Action item: Every entry, exactly as given, must be retyped.

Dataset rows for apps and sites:
- - - - - - -
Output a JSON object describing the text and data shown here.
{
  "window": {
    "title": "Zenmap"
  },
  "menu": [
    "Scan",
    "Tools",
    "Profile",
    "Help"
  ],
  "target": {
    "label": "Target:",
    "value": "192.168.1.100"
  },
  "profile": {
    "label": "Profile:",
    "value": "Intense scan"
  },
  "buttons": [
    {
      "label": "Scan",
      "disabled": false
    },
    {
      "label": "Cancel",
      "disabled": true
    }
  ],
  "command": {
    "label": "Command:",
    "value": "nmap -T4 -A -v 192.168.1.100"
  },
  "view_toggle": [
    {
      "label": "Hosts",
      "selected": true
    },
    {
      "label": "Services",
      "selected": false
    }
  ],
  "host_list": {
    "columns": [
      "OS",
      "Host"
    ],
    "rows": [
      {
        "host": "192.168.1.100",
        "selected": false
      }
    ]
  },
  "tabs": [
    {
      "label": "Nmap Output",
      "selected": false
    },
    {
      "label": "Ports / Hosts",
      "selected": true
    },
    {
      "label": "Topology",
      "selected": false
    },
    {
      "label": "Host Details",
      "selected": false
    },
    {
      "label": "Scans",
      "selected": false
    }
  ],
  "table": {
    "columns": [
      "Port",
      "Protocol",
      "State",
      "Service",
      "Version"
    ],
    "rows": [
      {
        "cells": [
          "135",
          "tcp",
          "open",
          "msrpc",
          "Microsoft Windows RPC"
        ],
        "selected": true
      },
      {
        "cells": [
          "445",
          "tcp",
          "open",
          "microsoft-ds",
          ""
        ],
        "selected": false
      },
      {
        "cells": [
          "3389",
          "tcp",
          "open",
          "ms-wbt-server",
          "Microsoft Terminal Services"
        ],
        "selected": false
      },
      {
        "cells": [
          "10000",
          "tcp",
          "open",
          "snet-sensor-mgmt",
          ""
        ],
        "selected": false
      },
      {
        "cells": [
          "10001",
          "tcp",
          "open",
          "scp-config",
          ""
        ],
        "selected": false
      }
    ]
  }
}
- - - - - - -
Written solution:
Output a JSON object describing the text and data shown here.
{
  "window": {
    "title": "Zenmap"
  },
  "menu": [
    "Scan",
    "Tools",
    "Profile",
    "Help"
  ],
  "target": {
    "label": "Target:",
    "value": "192.168.1.100"
  },
  "profile": {
    "label": "Profile:",
    "value": "Intense scan"
  },
  "buttons": [
    {
      "label": "Scan",
      "disabled": false
    },
    {
      "label": "Cancel",
      "disabled": true
    }
  ],
  "command": {
    "label": "Command:",
    "value": "nmap -T4 -A -v 192.168.1.100"
  },
  "view_toggle": [
    {
      "label": "Hosts",
      "selected": true
    },
    {
      "label": "Services",
      "selected": false
    }
  ],
  "host_list": {
    "columns": [
      "OS",
      "Host"
    ],
    "rows": [
      {
        "host": "192.168.1.100",
        "selected": false
      }
    ]
  },
  "tabs": [
    {
      "label": "Nmap Output",
      "selected": false
    },
    {
      "label": "Ports / Hosts",
      "selected": true
    },
    {
      "label": "Topology",
      "selected": false
    },
    {
      "label": "Host Details",
      "selected": false
    },
    {
      "label": "Scans",
      "selected": false
    }
  ],
  "table": {
    "columns": [
      "Port",
      "Protocol",
      "State",
      "Service",
      "Version"
    ],
    "rows": [
      {
        "cells": [
          "135",
          "tcp",
          "open",
          "msrpc",
          "Microsoft Windows RPC"
        ],
        "selected": true
      },
      {
        "cells": [
          "445",
          "tcp",
          "open",
          "microsoft-ds",
          ""
        ],
        "selected": false
      },
      {
        "cells": [
          "3389",
          "tcp",
          "open",
          "ms-wbt-server",
          "Microsoft Terminal Services"
        ],
        "selected": false
      },
      {
        "cells": [
          "10000",
          "tcp",
          "open",
          "snet-sensor-mgmt",
          ""
        ],
        "selected": false
      },
      {
        "cells": [
          "10001",
          "tcp",
          "open",
          "scp-config",
          ""
        ],
        "selected": false
      }
    ]
  }
}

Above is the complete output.